Each line of the entries below that holds "Connection" is needed, copied in full.

===== The input

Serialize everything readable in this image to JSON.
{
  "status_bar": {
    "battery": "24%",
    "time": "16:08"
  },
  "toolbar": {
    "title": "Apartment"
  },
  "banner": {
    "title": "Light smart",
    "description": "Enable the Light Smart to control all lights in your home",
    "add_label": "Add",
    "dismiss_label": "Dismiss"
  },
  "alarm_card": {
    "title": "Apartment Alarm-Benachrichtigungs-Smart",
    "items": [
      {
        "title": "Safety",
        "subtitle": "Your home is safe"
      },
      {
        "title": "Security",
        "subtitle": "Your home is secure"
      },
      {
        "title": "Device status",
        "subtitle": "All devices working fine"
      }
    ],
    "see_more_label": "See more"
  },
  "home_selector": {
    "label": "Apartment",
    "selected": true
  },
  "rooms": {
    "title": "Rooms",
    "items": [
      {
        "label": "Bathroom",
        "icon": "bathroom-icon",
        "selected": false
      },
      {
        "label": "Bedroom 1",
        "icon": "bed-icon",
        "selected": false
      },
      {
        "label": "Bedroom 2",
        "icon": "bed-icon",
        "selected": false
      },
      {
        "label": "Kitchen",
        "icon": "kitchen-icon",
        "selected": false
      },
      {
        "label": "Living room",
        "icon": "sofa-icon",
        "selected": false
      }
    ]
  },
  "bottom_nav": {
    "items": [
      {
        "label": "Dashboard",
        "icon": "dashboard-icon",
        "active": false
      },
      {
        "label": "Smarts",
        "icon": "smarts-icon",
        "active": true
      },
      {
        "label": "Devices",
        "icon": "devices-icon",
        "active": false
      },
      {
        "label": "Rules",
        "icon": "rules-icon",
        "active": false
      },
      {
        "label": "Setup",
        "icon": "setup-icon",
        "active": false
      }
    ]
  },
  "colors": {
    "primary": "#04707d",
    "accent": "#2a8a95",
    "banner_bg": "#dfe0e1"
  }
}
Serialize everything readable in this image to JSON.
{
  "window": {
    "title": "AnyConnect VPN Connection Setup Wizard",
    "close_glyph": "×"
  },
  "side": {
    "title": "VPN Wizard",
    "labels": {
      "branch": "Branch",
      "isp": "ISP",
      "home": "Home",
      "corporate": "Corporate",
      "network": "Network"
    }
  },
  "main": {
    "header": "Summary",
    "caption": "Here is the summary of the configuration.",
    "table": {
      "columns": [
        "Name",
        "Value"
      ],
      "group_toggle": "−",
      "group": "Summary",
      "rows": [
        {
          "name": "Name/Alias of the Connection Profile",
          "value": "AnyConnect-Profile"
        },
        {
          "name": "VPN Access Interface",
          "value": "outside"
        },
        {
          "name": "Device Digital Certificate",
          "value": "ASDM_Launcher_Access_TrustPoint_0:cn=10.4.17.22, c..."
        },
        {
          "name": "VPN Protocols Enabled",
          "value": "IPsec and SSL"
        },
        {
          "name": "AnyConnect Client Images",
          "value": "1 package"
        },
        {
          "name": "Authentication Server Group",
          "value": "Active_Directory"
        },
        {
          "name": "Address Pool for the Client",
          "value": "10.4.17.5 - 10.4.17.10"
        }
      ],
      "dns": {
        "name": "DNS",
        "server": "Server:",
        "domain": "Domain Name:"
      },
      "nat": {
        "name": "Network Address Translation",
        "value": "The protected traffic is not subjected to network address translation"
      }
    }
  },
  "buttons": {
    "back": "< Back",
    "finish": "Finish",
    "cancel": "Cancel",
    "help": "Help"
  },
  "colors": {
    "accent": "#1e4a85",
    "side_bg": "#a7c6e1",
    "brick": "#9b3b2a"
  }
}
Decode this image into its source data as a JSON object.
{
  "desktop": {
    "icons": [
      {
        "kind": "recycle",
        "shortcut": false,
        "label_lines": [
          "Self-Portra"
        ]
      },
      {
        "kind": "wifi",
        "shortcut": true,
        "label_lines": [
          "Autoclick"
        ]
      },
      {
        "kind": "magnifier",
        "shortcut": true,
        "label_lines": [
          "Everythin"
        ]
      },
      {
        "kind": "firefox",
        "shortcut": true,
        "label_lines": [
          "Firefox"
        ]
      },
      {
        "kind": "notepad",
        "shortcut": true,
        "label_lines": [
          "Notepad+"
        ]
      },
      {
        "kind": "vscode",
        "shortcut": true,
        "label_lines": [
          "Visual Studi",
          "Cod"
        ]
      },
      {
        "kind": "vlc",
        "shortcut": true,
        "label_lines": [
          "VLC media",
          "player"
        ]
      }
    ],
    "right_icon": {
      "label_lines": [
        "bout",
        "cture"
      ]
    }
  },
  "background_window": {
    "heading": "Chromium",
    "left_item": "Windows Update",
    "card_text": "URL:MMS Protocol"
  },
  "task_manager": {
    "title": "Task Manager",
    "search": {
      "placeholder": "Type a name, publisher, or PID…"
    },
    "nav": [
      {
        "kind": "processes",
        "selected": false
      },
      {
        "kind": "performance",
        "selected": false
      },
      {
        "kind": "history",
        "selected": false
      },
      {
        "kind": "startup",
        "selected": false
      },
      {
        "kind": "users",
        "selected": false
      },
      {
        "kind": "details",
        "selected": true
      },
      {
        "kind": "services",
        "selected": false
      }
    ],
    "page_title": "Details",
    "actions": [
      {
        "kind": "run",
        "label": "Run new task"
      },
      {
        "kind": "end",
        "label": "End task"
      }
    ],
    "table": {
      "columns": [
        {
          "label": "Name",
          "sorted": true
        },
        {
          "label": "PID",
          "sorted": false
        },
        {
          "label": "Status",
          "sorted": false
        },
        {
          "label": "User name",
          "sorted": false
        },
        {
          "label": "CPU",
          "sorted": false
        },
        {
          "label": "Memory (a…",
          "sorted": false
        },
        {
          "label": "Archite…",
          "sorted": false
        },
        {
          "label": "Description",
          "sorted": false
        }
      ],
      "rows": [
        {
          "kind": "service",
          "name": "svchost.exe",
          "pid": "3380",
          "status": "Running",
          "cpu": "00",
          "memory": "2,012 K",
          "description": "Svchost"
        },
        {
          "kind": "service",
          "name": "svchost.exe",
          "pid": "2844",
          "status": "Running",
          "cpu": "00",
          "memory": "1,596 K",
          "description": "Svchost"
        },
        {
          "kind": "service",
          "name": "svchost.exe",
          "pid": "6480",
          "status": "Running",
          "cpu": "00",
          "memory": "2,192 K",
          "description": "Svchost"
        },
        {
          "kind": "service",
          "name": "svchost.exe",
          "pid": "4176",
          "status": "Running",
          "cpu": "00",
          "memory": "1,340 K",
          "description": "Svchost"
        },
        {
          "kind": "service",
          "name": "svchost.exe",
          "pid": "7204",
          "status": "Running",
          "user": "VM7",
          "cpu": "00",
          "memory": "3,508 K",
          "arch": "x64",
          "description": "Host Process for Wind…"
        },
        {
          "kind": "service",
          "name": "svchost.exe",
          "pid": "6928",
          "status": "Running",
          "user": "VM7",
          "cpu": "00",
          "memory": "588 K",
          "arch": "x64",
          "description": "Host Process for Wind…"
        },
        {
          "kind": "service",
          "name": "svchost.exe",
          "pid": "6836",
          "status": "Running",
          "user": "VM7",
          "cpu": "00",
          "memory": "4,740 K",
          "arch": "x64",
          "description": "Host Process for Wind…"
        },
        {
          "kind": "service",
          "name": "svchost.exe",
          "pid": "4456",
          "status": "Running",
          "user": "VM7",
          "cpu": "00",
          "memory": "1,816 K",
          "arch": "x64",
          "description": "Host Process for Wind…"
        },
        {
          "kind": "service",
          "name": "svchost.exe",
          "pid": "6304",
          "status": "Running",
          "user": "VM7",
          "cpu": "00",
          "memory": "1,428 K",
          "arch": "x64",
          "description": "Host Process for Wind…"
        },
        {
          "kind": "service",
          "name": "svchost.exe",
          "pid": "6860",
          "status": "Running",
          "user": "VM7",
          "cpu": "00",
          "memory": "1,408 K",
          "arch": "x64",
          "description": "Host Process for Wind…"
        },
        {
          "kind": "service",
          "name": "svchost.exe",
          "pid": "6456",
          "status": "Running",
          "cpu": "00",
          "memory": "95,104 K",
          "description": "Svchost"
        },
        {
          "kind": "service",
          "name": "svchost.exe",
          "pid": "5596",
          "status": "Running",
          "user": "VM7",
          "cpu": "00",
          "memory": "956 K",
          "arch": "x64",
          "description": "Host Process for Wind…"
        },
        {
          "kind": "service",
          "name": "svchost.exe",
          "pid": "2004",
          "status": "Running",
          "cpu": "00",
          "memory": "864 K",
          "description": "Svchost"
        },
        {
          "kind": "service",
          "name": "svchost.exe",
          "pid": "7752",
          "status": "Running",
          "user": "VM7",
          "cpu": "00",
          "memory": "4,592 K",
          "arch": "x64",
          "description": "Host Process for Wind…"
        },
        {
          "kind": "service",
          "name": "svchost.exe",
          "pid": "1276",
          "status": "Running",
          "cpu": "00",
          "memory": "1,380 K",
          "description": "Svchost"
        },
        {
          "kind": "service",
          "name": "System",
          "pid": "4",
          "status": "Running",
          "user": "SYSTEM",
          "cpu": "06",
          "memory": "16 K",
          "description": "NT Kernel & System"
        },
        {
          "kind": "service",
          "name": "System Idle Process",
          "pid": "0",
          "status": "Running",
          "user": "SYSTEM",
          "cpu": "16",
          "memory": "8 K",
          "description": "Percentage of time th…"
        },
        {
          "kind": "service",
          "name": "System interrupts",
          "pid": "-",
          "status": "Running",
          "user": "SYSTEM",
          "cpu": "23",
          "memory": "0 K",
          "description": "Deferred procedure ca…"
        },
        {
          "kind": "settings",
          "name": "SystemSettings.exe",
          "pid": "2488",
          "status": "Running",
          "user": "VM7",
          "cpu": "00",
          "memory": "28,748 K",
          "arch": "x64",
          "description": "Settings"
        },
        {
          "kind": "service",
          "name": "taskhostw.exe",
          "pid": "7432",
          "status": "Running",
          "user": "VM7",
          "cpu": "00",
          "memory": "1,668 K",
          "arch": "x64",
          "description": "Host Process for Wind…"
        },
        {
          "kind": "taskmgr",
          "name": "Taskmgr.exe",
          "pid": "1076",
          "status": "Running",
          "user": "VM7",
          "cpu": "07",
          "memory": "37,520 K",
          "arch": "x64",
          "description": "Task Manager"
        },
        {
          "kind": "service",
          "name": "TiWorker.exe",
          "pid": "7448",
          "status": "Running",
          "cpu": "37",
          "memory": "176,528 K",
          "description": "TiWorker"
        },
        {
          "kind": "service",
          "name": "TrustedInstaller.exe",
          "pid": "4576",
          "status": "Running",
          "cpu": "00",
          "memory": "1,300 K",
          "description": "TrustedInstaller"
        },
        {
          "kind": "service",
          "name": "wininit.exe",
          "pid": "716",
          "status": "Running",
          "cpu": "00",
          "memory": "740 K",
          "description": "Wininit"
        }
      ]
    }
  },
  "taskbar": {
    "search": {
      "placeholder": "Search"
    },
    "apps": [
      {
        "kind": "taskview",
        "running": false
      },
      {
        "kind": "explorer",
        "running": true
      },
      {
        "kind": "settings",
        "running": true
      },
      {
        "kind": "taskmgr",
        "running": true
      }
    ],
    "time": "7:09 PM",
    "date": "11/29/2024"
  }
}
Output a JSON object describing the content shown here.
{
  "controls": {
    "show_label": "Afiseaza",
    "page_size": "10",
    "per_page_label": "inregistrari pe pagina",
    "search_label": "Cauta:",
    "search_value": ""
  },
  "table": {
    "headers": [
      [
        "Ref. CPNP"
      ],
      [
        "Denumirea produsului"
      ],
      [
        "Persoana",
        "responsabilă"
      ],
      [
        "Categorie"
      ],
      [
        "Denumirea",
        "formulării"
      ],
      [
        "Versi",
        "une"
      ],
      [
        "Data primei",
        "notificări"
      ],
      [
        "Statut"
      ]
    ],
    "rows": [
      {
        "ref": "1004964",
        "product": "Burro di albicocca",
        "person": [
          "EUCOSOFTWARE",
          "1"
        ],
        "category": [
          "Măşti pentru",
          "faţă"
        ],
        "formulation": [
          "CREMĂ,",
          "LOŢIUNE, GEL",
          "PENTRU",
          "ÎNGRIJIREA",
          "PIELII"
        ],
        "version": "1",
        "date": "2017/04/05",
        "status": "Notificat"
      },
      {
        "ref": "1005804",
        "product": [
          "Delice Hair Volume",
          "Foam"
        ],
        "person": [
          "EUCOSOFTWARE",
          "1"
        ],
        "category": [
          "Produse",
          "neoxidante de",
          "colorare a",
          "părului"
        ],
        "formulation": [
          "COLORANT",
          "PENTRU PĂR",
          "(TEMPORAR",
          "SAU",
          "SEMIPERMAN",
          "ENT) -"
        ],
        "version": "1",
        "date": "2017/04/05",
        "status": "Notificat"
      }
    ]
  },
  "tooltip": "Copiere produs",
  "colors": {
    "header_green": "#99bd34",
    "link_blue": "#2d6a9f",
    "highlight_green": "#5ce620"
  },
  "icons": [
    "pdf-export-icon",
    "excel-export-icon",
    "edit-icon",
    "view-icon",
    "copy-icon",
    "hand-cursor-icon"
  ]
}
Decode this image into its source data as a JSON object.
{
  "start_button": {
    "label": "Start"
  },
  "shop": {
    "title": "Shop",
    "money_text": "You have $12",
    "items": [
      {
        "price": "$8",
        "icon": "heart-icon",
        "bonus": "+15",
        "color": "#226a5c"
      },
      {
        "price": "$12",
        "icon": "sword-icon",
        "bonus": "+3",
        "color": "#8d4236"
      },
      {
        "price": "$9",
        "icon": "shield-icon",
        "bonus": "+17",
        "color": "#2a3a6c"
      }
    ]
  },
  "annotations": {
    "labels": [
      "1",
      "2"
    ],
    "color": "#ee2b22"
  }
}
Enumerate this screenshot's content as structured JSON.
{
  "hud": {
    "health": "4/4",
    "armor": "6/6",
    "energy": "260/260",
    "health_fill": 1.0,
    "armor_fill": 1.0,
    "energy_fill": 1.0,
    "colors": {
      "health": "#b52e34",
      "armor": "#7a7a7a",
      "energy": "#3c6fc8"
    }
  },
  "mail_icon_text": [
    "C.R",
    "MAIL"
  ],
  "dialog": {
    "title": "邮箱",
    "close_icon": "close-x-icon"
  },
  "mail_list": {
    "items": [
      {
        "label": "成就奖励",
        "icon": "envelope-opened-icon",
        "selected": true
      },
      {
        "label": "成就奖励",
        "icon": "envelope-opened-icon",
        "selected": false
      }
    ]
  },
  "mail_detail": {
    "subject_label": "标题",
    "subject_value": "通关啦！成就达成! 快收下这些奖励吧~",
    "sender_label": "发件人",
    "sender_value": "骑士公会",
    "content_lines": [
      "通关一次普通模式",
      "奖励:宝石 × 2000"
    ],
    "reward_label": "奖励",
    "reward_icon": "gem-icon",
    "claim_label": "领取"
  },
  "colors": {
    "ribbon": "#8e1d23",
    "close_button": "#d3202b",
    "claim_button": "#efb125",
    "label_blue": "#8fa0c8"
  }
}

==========

• [Solution for this task]:
    "title": "AnyConnect VPN Connection Setup Wizard",
          "name": "Name/Alias of the Connection Profile",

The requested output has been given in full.